CeCe Teneal: I'm asking everybody to dress formal, because we don't get enough opportunities to have on our gowns, and, you know, get our hair done and get our makeup done (laughter). We don't get a lot of opportunity to do that. And then as far as the stage, you're going to see a powerhouse vocalist, there's going to be a 45-piece orchestra, a 40-piece choir, a five-piece band, and you're going to see music, hear music, that will make you feel good. The show is hosted by former Miss America, Erica Dunlap. And it's going to be a star studded event with talent on the stage. We have everything from Tina Turner all the way to Prince on the setlist.

Nicole Darden Creston: And some Aretha Franklin? (laughter)

CeCe Teneal: Yes! (laughter) But that's expected, right? When you say CeCe Teneal, you expect me to do Aretha because that's what I do. So I will have a little Aretha. But I also wanted to show my heart to the city. So, some songs are very meaningful.
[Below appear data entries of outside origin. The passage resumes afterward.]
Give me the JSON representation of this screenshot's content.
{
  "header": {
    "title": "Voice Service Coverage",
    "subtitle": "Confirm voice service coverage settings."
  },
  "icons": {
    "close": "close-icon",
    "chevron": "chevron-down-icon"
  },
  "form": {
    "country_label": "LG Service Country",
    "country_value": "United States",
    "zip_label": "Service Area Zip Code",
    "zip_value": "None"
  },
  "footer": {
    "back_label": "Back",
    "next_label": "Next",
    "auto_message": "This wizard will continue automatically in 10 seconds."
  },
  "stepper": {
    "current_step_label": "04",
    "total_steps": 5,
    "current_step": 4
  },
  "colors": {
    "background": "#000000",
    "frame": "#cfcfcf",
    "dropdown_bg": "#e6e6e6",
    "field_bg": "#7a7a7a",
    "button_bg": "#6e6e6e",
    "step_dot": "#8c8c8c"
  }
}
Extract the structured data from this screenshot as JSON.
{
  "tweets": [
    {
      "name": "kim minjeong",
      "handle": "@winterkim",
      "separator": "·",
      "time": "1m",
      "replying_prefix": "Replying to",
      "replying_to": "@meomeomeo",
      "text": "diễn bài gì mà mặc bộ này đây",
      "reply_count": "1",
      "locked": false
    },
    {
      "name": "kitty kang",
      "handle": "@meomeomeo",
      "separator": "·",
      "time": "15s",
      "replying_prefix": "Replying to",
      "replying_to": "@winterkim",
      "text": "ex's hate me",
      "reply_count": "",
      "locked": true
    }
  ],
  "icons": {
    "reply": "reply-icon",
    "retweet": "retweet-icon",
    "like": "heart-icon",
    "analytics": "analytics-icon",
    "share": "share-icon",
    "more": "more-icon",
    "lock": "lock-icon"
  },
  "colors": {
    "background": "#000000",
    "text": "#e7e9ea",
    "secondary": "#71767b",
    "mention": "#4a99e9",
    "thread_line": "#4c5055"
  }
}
It shows direct appreciation to the people of Orlando who always supported me and made me feel like I was "their" celebrity.

Nicole Darden Creston: What do you want people to take away with them from the performance?

CeCe Teneal: I want people to take away... So I don't want to get too deep, but I feel like after everything that we've gone through in the last few years, with the pandemic, with social and racial injustice, I really want people to leave this show with peace, love, joy and hope. And I hope that we have selected songs that are going to make people feel like that. The audience is going to be diverse. The audience is going to be filled with love. And so I want people to leave with love. Music is the universal language. It is the one thing that if you play in the key of C in Brazil, it's still the key of C in, you know, London, and I want people to understand and take away that with love of music. We can unify and spread love, and if we would just do that, and use music to do that, the world would be a better place.

Check out some highlights below from CeCe Teneal and Soul Kamotion's 2020 performance at Dr. Phillips Center for the Performing Arts. Her ICONS show will also feature the Central Florida Community Arts Orchestra and Choir.


Nicole came to Central Florida to attend Rollins College and started working for Orlando’s ABC News Radio affiliate shortly after graduation. She joined WMFE in 2010. As a field reporter, news anchor and radio show host in the City Beautiful, she has covered everything from local arts to national elections, from extraordinary hurricanes to historic space flights, from the people and procedures of Florida’s justice system to the changing face of the state’s economy.